One thing about psoriatic arthritis is that it in itself causes extreme exhaustion. Most people can't understand what it's like to live with exhaustion so severe it interferes with life. Or that you can be having a good, active day one day and the next few days not be able to do much of anything .... or even be energetic in the morning and then hit a wall and need to sleep for 15 hours.

I hope you're able to get on a TNF inhibitor and it works well for you!

Some treatments do a better job than others, But the important thing to remember is that the fatigue is not at ALL related to activity. Most docs will tell you the more active you are able to be the better control of symptoms. Also no small amount of the fatigue is Depression related (lack of endorphins) activity boosts that as well.
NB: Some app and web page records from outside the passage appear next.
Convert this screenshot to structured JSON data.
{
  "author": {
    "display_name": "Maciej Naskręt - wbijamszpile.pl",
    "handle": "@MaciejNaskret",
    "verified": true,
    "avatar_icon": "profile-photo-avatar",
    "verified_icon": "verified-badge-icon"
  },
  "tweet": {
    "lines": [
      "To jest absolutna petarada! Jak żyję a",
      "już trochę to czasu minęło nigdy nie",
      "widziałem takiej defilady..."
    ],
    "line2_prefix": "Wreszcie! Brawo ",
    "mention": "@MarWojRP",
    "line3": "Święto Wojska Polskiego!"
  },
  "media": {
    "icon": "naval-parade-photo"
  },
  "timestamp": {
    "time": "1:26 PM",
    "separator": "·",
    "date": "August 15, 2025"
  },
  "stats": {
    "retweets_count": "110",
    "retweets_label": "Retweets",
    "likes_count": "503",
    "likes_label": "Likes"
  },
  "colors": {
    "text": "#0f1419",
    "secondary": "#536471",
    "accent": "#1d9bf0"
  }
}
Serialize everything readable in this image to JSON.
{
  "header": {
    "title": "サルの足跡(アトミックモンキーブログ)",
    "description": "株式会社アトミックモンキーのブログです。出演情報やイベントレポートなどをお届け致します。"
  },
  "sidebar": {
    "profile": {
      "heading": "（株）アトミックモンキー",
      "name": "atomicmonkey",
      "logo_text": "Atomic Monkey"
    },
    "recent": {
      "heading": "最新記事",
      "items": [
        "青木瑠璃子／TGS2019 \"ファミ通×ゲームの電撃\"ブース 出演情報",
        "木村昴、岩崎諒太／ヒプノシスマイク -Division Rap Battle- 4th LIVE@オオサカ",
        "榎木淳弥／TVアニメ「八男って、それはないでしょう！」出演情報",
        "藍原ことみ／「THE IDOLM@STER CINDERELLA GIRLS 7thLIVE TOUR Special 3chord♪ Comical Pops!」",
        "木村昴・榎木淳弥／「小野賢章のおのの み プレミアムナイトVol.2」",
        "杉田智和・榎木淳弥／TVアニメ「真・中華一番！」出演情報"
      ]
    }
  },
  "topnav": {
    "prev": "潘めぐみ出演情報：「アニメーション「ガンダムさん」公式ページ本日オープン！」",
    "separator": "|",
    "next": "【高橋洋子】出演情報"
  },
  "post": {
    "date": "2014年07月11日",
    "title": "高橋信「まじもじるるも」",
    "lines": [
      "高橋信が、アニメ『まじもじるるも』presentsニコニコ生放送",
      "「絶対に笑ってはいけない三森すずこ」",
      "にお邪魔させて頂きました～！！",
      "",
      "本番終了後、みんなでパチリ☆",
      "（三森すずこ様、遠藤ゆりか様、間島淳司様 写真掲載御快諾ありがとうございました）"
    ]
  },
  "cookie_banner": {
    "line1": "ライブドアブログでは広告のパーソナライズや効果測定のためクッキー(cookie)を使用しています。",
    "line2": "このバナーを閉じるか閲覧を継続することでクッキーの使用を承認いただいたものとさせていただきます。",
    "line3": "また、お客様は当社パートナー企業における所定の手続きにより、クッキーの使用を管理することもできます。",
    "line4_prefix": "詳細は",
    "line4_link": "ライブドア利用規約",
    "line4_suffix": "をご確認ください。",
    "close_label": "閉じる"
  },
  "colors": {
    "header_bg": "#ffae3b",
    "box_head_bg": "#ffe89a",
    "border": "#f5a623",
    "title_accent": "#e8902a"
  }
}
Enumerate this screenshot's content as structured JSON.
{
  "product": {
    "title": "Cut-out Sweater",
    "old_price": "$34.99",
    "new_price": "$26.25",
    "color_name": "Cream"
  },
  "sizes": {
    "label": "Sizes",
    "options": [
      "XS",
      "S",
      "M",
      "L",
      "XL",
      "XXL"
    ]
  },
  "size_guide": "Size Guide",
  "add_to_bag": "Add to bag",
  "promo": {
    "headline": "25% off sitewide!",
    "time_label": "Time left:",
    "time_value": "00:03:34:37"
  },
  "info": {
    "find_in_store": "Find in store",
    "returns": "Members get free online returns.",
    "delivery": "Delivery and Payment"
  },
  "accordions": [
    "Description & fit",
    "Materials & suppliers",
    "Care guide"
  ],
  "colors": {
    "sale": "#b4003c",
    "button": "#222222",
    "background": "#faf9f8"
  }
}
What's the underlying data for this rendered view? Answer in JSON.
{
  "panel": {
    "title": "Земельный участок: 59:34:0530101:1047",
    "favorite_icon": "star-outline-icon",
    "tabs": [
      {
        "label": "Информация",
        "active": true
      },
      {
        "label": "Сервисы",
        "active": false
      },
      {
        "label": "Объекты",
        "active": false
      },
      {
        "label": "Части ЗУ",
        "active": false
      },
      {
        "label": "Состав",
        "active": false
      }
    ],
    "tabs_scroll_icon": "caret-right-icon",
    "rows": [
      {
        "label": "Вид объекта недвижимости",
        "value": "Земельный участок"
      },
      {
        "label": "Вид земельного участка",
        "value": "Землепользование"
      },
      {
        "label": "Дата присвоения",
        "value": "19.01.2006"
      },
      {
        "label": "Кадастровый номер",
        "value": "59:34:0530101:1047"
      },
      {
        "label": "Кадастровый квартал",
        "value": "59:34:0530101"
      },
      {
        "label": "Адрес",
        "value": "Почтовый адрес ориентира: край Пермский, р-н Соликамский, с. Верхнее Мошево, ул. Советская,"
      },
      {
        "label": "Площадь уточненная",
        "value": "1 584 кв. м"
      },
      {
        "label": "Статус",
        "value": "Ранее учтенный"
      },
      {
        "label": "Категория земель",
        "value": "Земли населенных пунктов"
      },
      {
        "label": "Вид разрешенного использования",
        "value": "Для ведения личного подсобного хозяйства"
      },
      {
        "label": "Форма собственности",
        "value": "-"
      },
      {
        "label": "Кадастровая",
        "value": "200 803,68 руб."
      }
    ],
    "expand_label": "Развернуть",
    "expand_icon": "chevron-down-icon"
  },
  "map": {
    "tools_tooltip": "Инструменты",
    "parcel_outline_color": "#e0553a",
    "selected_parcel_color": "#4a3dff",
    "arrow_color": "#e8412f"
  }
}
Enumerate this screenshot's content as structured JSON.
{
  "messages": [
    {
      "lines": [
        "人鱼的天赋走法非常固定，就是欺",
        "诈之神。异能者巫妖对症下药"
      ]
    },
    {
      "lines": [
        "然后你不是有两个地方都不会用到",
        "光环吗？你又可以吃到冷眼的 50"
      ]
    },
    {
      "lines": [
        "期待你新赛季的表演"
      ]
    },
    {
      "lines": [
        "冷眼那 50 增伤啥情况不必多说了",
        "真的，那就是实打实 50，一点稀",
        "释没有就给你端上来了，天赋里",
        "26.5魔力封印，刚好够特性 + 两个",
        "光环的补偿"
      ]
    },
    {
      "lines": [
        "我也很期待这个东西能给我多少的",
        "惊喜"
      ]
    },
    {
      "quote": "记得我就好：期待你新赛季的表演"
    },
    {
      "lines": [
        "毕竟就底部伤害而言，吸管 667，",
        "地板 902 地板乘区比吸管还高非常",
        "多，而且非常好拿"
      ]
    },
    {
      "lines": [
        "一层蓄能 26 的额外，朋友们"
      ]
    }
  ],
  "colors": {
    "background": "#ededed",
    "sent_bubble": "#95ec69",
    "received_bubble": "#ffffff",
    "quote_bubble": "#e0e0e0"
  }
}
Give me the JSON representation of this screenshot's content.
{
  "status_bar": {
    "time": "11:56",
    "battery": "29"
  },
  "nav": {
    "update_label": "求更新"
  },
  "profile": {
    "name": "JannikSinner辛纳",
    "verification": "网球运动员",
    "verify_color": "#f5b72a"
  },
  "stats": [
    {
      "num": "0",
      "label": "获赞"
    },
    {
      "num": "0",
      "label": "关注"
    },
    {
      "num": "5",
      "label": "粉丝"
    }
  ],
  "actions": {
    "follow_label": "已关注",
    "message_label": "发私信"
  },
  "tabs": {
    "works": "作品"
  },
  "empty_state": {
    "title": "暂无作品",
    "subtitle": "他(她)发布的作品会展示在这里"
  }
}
The more active you keep (and that means working specifically on mobility posture etc) the better the prognosis. The problem is sort a vicious circle. Pain leads to inactivity, inactivity leads to depression, depression leads to increased symptoms. All this in the face of a disease that increases fatigue. Just remember the fatigue is in no way related to activity, its a result of the immune system Failure, activity won't make it worse even if its just a stretching routine. Failure with MTX generally leads to the biologics as the next step. Were I starting I would start with Enbrel, Its a pure synthetic so if it works, it generally lasts the longest. I would keep Humira the farthest away, not because it isn't great, it is. In the Spondylitis versions of PsA, there is often eye involvement (Iritis or Anterior Uveitis) the only biologic effective is Humira. so I kind of like keeping that one in reserve. Also the others usually end up having to be supplemented with MTX anyway. Also the others (aside from Humira which is 100% human and Enbrel which is syntheti are "humanized" mice (or other animal) DNA which can lead to some antibody formation or supplemental medication.

BTW that groin pain thing is what FINALLY got me diagnosed. A rheumy will recognize it immediately (or should) Its one of the more classic enthesitis Inflammation of the enthesis, where the joint capsules, ligaments or tendons attach to the bone, is a hallmark of spondylitis. This can be felt in multiple areas of the body where your doctor can check for pain and tenderness. The sites are sometimes referred to as "hot-spots." They can lead to swelling and tenderness along the back, pelvic bones sacroiliac joints, the chest, and the heel. The heel can be significantly affected, in which case the pain and tenderness can have a serious impact on a person's mobility. The two areas of the foot that can be affected are the Achilles tendon at the back of the heel, and the plantar fascia at the base of the heel.

michaelamherst said:

Thanks for your reply. I'm not sure I understand - do you mean that the more I do the better the prognosis for my condition? Or rather, when you say symptoms do you include tiredness or mean the pain and mobility of my joints? I certainly think I keep pretty active. The methotrexate hasn't helped, neither has the cold weather w've had these last few days. The pain in my feet has been pretty bad these last few days. I stay up and about but it can be hard to keep working in those circumstances.

Yes, honest to gosh i got my first injection at the D.'s office and I could tell a difference on the way to the office. It hasn't been with out some peaks and valleys, but I have been able to take advantage of the Peaks and build some muscle mass. I can not stress that enough. I ddon't care HOW tired I am. i do something everynight before bed whether its my regular routine or stretch routine. I sleep better and wake up better with markedly less "morning stiffness" ( it seems the less morning stiffness the less fatigue later in the day.) But the BIGGEST difference is the markeldy fewer nasty effects from the meds. However we are all different.

michaelamherst said:

Thanks again. What you describe about the heel perfectly describes the symptoms I've had today, the sacroiliac joints have already been picked up as problematic for me and I've never mentioned my suspicion with regards the groin pain but I should - it all ties together. Have you found the biologics have lessened your fatigue?

Thank you again - all so helpful. Makes me feel I understand it all more.